x_{2}, ..., x_{n}* be independent variables related to

Let a space have
a measure based on a region (length, area (A(R)), and volume (V(R)) are
measures), *m*(R); and an additive function whose argument is a region:
F(R). Then, f(**r**) = dF/d*m*=limit as size of R→0 of F(R)/*m*(R) when
such limit exists, such that **r** always belongs to R. Then,_{}. Properties of
measure: *m*(R)≥
0; measure is additive, that is measure of two non-intersecting regions is sum
of measures of the regions. **Note:** *dF/dm* is sometimes called *F*
density. *F(x)* is continuous if as change in *x*→0, change in *f*(*x*)→0. *df/dt* ≡
*f**′(t)* ≡ limit of *(f(t+a)-f(t))/a*
as *a*→0 for any
*f(t)* for which the limit exists. *d ^{n+1}f/dt^{n+1}=(d^{n}f/dt^{n})/dt*
with

'√' is a symbol for square
root. |*x*|=√(*x*)^{2}.
*a*≡*b*
means *a* is defined to be equal to *b*.

π ≡ 1/1-1/3+1/5-1/7+1/9-.... ∃*x* means 'there
exists *x* such that'. ∀*x*
means 'for all *x*'. When ∃
or ∀ are used,
parenthesis after the variable, if present, indicate restrictions on the values
of the variable. **0** is a zero vector (or matrix or tensor), that is a
vector whose all components are zero. A permutation is any rearrangement
(including no rearrangement at all). Permutation is called even if it can be
done using an even number of interchanges and odd if it can be done using an
odd number of interchanges. Theorem: no permutation is both even and odd.

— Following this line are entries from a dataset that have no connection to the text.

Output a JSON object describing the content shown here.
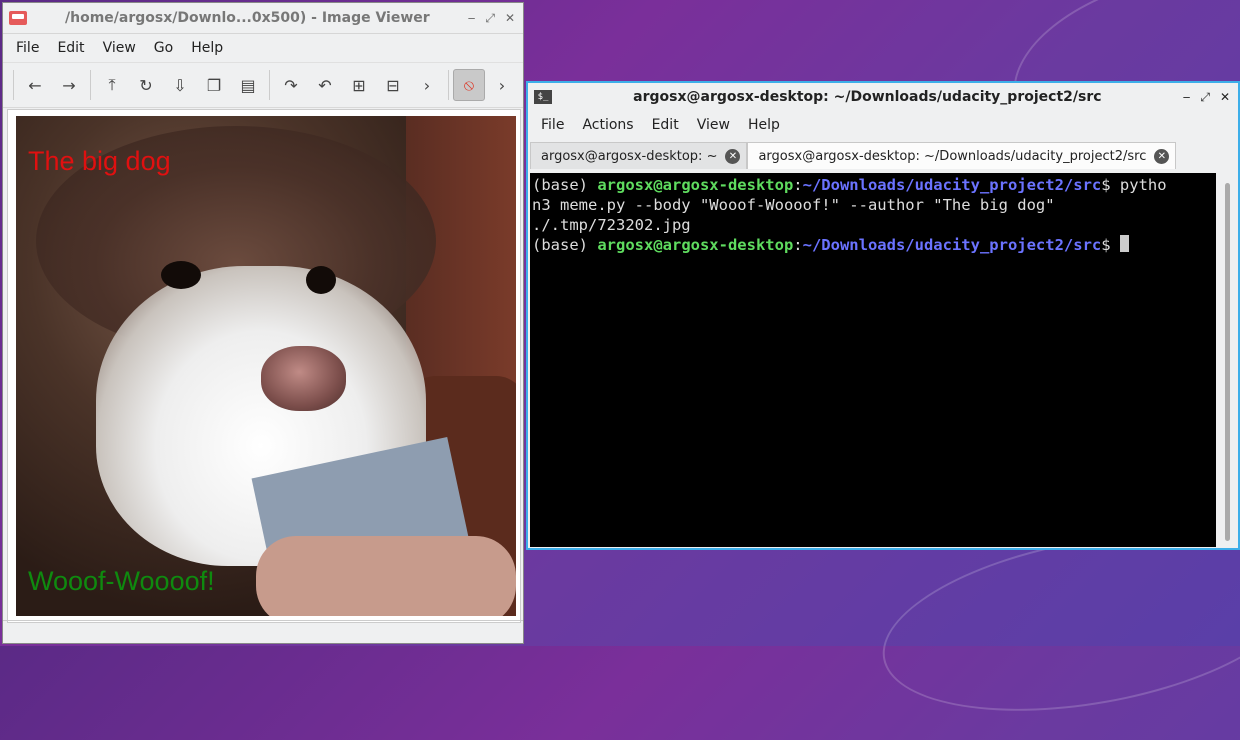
{
  "viewer": {
    "title": "/home/argosx/Downlo...0x500) - Image Viewer",
    "menu": [
      "File",
      "Edit",
      "View",
      "Go",
      "Help"
    ],
    "toolbar_icons": [
      "back-icon",
      "forward-icon",
      "upload-icon",
      "reload-icon",
      "save-icon",
      "copy-icon",
      "paste-icon",
      "rotate-cw-icon",
      "rotate-ccw-icon",
      "zoom-in-icon",
      "zoom-out-icon",
      "next-icon",
      "stop-icon",
      "more-icon"
    ],
    "meme_top": "The big dog",
    "meme_bottom": "Wooof-Woooof!"
  },
  "terminal": {
    "title": "argosx@argosx-desktop: ~/Downloads/udacity_project2/src",
    "menu": [
      "File",
      "Actions",
      "Edit",
      "View",
      "Help"
    ],
    "tabs": [
      {
        "label": "argosx@argosx-desktop: ~"
      },
      {
        "label": "argosx@argosx-desktop: ~/Downloads/udacity_project2/src"
      }
    ],
    "lines": {
      "l1_prefix": "(base) ",
      "l1_user": "argosx@argosx-desktop",
      "l1_colon": ":",
      "l1_path": "~/Downloads/udacity_project2/src",
      "l1_cmd": "$ pytho",
      "l2": "n3 meme.py --body \"Wooof-Woooof!\" --author \"The big dog\"",
      "l3": "./.tmp/723202.jpg",
      "l4_prefix": "(base) ",
      "l4_user": "argosx@argosx-desktop",
      "l4_colon": ":",
      "l4_path": "~/Downloads/udacity_project2/src",
      "l4_cmd": "$ "
    }
  },
  "colors": {
    "accent": "#3daee9",
    "prompt_user": "#5fdc5f",
    "prompt_path": "#6b73ff",
    "meme_top": "#e01010",
    "meme_bottom": "#0f8a0f"
  }
}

'A⇒B' means 'A implies B', and 'A⇔B' means 'A⇒B and B⇒A'.